In Matthew 6:33 Jesus told the crowd,
But seek first His kingdom and His righteousness, and all these things will be added to you. Matt 6:33 (NAS95S)
Jesus’ point is simple. If we put Him first, then He will give us everything else that we need. Some Christians wonder why their spiritual life is a disaster, disappointing or discouraging. Frankly, they should not be wondering. They should understand. They have chosen other things that are less important than Jesus. They just need to evaluate the way they treat Jesus.
Throughout the gospels Jesus called His listeners to give up everything for Him. He repeated His call for obedience and commitment. Repeatedly in the gospel of Matthew, Jesus called His disciples to deny themselves and follow Him (Matthew 10:37-39; 16:24-28). Jesus used phrases like carrying your cross. The cross was a symbol of death. Jesus used it to tell those listening that they had to be willing to die to themselves and follow Him. Is choosing a Super Bowl game over Jesus dying to self in favor of Jesus? Jesus has called us to love Him first and foremost above everything. In Revelation 2:4 God rebuked the church in Ephesus with these words,

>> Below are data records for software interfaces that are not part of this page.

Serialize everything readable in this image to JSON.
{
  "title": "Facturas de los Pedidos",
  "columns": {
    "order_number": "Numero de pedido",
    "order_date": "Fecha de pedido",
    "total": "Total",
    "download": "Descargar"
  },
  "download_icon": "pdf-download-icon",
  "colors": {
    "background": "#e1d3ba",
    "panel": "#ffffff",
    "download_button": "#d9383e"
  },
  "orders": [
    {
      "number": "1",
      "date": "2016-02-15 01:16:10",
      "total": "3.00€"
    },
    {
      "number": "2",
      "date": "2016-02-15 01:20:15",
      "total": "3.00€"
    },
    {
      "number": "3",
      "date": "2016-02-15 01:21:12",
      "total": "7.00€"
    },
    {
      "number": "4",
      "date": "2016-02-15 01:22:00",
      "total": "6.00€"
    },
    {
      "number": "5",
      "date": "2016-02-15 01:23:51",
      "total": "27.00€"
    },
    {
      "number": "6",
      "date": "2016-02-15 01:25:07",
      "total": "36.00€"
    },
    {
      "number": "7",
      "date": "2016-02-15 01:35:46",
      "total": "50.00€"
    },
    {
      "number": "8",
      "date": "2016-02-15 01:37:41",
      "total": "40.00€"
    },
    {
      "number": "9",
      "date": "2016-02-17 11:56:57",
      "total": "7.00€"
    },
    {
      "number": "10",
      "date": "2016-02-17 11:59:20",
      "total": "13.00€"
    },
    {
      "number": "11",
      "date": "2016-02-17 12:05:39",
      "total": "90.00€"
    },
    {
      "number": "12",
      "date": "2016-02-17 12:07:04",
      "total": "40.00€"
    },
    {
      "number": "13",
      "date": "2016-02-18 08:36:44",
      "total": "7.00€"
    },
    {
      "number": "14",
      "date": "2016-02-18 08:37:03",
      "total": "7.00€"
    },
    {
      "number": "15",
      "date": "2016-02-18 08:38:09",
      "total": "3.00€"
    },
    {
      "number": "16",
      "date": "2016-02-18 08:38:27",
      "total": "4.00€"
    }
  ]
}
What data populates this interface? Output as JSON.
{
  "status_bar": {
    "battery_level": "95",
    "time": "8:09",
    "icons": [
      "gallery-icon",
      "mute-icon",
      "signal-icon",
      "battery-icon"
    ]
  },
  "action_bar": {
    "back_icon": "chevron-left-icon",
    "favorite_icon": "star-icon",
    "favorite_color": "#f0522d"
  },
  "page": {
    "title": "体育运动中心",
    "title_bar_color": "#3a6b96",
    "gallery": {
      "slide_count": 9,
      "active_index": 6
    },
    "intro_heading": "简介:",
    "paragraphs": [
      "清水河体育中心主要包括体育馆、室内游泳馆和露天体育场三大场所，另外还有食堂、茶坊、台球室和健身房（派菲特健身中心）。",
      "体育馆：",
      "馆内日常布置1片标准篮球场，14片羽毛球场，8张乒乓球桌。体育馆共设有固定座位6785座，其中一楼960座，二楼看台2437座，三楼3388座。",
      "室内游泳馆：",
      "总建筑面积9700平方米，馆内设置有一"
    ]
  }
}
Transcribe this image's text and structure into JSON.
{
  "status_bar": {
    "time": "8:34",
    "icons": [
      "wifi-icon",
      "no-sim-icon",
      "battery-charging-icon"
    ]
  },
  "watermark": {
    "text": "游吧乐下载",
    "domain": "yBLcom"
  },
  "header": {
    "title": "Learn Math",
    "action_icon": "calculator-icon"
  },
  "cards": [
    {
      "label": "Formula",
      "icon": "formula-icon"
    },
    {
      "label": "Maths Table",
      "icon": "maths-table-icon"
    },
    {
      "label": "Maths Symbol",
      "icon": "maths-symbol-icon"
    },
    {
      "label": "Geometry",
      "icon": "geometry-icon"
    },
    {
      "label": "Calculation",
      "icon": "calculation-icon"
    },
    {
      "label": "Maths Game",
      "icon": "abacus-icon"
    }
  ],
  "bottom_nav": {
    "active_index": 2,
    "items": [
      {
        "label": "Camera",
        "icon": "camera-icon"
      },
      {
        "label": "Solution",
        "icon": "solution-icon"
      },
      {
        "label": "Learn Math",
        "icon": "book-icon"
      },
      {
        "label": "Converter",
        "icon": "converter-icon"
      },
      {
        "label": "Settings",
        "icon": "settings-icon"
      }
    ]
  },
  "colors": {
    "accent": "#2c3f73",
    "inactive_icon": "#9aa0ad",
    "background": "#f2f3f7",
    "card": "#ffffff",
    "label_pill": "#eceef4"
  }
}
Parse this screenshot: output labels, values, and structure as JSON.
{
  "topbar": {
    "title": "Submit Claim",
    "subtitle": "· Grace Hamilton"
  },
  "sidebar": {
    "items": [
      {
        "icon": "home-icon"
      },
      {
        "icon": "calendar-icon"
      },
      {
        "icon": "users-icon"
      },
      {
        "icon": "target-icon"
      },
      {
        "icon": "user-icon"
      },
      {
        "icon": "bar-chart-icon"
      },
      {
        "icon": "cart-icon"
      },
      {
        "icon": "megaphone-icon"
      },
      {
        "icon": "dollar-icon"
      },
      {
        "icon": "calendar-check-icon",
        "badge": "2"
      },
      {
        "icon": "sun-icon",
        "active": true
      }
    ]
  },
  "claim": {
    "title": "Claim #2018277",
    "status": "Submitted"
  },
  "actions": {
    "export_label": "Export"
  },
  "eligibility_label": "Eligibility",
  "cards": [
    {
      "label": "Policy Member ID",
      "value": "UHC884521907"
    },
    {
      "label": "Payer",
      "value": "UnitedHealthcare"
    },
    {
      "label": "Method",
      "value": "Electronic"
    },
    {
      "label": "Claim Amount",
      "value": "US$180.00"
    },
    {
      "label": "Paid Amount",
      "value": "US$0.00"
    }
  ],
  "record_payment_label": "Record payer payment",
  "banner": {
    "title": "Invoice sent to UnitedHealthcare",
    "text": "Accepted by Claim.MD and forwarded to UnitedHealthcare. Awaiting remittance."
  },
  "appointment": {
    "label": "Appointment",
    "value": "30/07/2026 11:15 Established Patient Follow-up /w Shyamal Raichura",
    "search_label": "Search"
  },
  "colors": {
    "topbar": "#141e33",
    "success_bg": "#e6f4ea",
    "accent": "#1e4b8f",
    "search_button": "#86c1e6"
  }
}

But I have this against you, that you have left your first love. Rev 2:4 (NAS95S)
Then God called them to do those deeds that they did when they first came to Him. I wonder what Jesus is thinking when He sees some of the “faithful” making the decisions they are making? Granted some isolated decisions are good and proper. But the pattern of life is screaming loudly.
There is a great hymn with a line that reads, “He is everything to me.” Unfortunately, for some the words should be changed to “He is something to me” or “He is almost everything to Me.” Jesus is not everything to many of the “faithful” any more. Jesus is just one thing. Something else is more important.
The only remaining question is, “Is Jesus just something sentimental to us or do we really love Him?” For some it is time to get on our knees and confess our sin. Some are simply lukewarm (Rev. 3:15-16).
1. The Washington Post (http://voices.washingtonpost.com/tvblog/2010/02/more-than-100-mil-watch-saints.html)
2. Newswer (http://www.newser.com/story/17903/nfl-nixes-super-bowl-church-parties.html)
3. The Washington Post (http://www.washingtonpost.com/wp-dyn/content/article/2008/02/20/AR2008022002772.html)
4. The Sun (http://www.sbsun.com/news/ci_14348086)